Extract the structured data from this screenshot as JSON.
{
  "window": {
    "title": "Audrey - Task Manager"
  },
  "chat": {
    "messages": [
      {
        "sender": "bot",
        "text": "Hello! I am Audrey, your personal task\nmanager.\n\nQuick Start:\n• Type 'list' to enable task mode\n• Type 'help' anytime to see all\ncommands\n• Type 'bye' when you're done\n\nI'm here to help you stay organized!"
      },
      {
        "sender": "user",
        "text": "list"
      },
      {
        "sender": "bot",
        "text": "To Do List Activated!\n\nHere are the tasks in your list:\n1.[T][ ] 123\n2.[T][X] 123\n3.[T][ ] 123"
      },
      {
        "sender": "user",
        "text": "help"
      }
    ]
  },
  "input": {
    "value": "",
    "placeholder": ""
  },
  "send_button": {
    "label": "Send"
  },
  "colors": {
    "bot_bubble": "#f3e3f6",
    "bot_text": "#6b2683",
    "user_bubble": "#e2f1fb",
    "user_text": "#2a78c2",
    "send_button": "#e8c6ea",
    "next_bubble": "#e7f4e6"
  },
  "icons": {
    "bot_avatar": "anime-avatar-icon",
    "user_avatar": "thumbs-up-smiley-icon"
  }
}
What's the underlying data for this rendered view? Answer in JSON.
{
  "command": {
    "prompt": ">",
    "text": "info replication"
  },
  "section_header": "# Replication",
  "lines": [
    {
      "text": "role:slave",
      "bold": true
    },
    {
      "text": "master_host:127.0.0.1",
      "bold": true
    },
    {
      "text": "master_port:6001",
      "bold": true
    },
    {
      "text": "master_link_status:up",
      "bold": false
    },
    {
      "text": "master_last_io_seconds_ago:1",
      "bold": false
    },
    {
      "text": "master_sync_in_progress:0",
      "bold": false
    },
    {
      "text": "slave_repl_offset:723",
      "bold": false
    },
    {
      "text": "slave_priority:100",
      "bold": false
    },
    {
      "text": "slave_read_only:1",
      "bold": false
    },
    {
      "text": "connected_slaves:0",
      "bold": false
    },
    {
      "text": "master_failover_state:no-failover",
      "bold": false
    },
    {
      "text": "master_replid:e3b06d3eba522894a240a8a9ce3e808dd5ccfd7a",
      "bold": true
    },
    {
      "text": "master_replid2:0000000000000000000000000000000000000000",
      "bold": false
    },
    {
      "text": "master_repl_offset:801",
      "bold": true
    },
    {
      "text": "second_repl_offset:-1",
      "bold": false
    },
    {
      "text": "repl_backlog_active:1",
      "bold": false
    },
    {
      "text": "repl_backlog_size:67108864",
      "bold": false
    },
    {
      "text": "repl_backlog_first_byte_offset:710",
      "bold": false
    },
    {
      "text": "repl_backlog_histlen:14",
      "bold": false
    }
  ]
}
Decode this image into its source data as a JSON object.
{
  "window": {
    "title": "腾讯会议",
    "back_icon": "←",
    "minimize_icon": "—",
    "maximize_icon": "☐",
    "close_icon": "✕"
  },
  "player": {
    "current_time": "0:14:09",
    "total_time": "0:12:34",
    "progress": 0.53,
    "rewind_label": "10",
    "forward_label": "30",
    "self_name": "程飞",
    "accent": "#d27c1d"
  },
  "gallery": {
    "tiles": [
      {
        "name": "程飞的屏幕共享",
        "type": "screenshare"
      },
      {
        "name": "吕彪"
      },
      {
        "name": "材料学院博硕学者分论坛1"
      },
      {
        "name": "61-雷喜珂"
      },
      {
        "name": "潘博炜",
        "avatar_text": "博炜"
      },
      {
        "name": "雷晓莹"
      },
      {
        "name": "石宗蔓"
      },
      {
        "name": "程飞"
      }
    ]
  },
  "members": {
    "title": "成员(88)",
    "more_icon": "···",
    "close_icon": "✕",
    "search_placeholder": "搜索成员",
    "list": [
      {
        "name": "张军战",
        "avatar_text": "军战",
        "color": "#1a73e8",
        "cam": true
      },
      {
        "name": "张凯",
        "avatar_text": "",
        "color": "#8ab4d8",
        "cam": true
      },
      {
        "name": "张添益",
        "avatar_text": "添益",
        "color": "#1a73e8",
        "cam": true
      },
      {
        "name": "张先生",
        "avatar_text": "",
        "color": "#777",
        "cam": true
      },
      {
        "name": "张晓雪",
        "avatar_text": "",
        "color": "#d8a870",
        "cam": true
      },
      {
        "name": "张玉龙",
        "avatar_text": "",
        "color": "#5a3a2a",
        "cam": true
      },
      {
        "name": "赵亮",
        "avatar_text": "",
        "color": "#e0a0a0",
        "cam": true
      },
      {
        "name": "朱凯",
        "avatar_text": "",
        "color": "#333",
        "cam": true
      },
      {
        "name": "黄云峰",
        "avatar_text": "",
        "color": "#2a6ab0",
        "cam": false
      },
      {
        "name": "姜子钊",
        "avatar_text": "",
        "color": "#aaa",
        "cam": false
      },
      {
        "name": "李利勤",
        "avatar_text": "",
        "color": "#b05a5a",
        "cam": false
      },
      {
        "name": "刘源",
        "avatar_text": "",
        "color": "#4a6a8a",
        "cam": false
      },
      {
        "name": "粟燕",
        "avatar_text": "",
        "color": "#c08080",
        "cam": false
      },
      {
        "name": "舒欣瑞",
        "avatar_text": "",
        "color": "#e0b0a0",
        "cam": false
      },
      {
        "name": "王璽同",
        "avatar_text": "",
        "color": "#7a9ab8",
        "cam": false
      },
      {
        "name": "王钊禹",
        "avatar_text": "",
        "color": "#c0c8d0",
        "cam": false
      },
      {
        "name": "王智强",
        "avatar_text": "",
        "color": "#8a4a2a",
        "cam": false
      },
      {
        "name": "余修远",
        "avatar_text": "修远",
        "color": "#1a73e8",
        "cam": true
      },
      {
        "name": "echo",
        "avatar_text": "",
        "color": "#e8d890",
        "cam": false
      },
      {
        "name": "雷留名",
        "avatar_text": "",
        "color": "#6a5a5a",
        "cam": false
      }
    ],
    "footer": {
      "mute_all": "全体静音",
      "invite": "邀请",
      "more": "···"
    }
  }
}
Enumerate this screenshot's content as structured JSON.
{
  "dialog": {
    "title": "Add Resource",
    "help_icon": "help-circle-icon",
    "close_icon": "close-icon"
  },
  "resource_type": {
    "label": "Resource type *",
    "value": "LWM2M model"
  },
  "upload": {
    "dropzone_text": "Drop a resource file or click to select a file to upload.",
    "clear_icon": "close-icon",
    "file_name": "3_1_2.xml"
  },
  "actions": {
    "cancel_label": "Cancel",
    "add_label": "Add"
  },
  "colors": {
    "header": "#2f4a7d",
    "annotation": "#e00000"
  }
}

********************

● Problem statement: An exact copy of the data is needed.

● Written response:
Extract the structured data from this screenshot as JSON.
{
  "window": {
    "title": "Audrey - Task Manager"
  },
  "chat": {
    "messages": [
      {
        "sender": "bot",
        "text": "Hello! I am Audrey, your personal task\nmanager.\n\nQuick Start:\n• Type 'list' to enable task mode\n• Type 'help' anytime to see all\ncommands\n• Type 'bye' when you're done\n\nI'm here to help you stay organized!"
      },
      {
        "sender": "user",
        "text": "list"
      },
      {
        "sender": "bot",
        "text": "To Do List Activated!\n\nHere are the tasks in your list:\n1.[T][ ] 123\n2.[T][X] 123\n3.[T][ ] 123"
      },
      {
        "sender": "user",
        "text": "help"
      }
    ]
  },
  "input": {
    "value": "",
    "placeholder": ""
  },
  "send_button": {
    "label": "Send"
  },
  "colors": {
    "bot_bubble": "#f3e3f6",
    "bot_text": "#6b2683",
    "user_bubble": "#e2f1fb",
    "user_text": "#2a78c2",
    "send_button": "#e8c6ea",
    "next_bubble": "#e7f4e6"
  },
  "icons": {
    "bot_avatar": "anime-avatar-icon",
    "user_avatar": "thumbs-up-smiley-icon"
  }
}
What's the underlying data for this rendered view? Answer in JSON.
{
  "command": {
    "prompt": ">",
    "text": "info replication"
  },
  "section_header": "# Replication",
  "lines": [
    {
      "text": "role:slave",
      "bold": true
    },
    {
      "text": "master_host:127.0.0.1",
      "bold": true
    },
    {
      "text": "master_port:6001",
      "bold": true
    },
    {
      "text": "master_link_status:up",
      "bold": false
    },
    {
      "text": "master_last_io_seconds_ago:1",
      "bold": false
    },
    {
      "text": "master_sync_in_progress:0",
      "bold": false
    },
    {
      "text": "slave_repl_offset:723",
      "bold": false
    },
    {
      "text": "slave_priority:100",
      "bold": false
    },
    {
      "text": "slave_read_only:1",
      "bold": false
    },
    {
      "text": "connected_slaves:0",
      "bold": false
    },
    {
      "text": "master_failover_state:no-failover",
      "bold": false
    },
    {
      "text": "master_replid:e3b06d3eba522894a240a8a9ce3e808dd5ccfd7a",
      "bold": true
    },
    {
      "text": "master_replid2:0000000000000000000000000000000000000000",
      "bold": false
    },
    {
      "text": "master_repl_offset:801",
      "bold": true
    },
    {
      "text": "second_repl_offset:-1",
      "bold": false
    },
    {
      "text": "repl_backlog_active:1",
      "bold": false
    },
    {
      "text": "repl_backlog_size:67108864",
      "bold": false
    },
    {
      "text": "repl_backlog_first_byte_offset:710",
      "bold": false
    },
    {
      "text": "repl_backlog_histlen:14",
      "bold": false
    }
  ]
}
Decode this image into its source data as a JSON object.
{
  "window": {
    "title": "腾讯会议",
    "back_icon": "←",
    "minimize_icon": "—",
    "maximize_icon": "☐",
    "close_icon": "✕"
  },
  "player": {
    "current_time": "0:14:09",
    "total_time": "0:12:34",
    "progress": 0.53,
    "rewind_label": "10",
    "forward_label": "30",
    "self_name": "程飞",
    "accent": "#d27c1d"
  },
  "gallery": {
    "tiles": [
      {
        "name": "程飞的屏幕共享",
        "type": "screenshare"
      },
      {
        "name": "吕彪"
      },
      {
        "name": "材料学院博硕学者分论坛1"
      },
      {
        "name": "61-雷喜珂"
      },
      {
        "name": "潘博炜",
        "avatar_text": "博炜"
      },
      {
        "name": "雷晓莹"
      },
      {
        "name": "石宗蔓"
      },
      {
        "name": "程飞"
      }
    ]
  },
  "members": {
    "title": "成员(88)",
    "more_icon": "···",
    "close_icon": "✕",
    "search_placeholder": "搜索成员",
    "list": [
      {
        "name": "张军战",
        "avatar_text": "军战",
        "color": "#1a73e8",
        "cam": true
      },
      {
        "name": "张凯",
        "avatar_text": "",
        "color": "#8ab4d8",
        "cam": true
      },
      {
        "name": "张添益",
        "avatar_text": "添益",
        "color": "#1a73e8",
        "cam": true
      },
      {
        "name": "张先生",
        "avatar_text": "",
        "color": "#777",
        "cam": true
      },
      {
        "name": "张晓雪",
        "avatar_text": "",
        "color": "#d8a870",
        "cam": true
      },
      {
        "name": "张玉龙",
        "avatar_text": "",
        "color": "#5a3a2a",
        "cam": true
      },
      {
        "name": "赵亮",
        "avatar_text": "",
        "color": "#e0a0a0",
        "cam": true
      },
      {
        "name": "朱凯",
        "avatar_text": "",
        "color": "#333",
        "cam": true
      },
      {
        "name": "黄云峰",
        "avatar_text": "",
        "color": "#2a6ab0",
        "cam": false
      },
      {
        "name": "姜子钊",
        "avatar_text": "",
        "color": "#aaa",
        "cam": false
      },
      {
        "name": "李利勤",
        "avatar_text": "",
        "color": "#b05a5a",
        "cam": false
      },
      {
        "name": "刘源",
        "avatar_text": "",
        "color": "#4a6a8a",
        "cam": false
      },
      {
        "name": "粟燕",
        "avatar_text": "",
        "color": "#c08080",
        "cam": false
      },
      {
        "name": "舒欣瑞",
        "avatar_text": "",
        "color": "#e0b0a0",
        "cam": false
      },
      {
        "name": "王璽同",
        "avatar_text": "",
        "color": "#7a9ab8",
        "cam": false
      },
      {
        "name": "王钊禹",
        "avatar_text": "",
        "color": "#c0c8d0",
        "cam": false
      },
      {
        "name": "王智强",
        "avatar_text": "",
        "color": "#8a4a2a",
        "cam": false
      },
      {
        "name": "余修远",
        "avatar_text": "修远",
        "color": "#1a73e8",
        "cam": true
      },
      {
        "name": "echo",
        "avatar_text": "",
        "color": "#e8d890",
        "cam": false
      },
      {
        "name": "雷留名",
        "avatar_text": "",
        "color": "#6a5a5a",
        "cam": false
      }
    ],
    "footer": {
      "mute_all": "全体静音",
      "invite": "邀请",
      "more": "···"
    }
  }
}
Enumerate this screenshot's content as structured JSON.
{
  "dialog": {
    "title": "Add Resource",
    "help_icon": "help-circle-icon",
    "close_icon": "close-icon"
  },
  "resource_type": {
    "label": "Resource type *",
    "value": "LWM2M model"
  },
  "upload": {
    "dropzone_text": "Drop a resource file or click to select a file to upload.",
    "clear_icon": "close-icon",
    "file_name": "3_1_2.xml"
  },
  "actions": {
    "cancel_label": "Cancel",
    "add_label": "Add"
  },
  "colors": {
    "header": "#2f4a7d",
    "annotation": "#e00000"
  }
}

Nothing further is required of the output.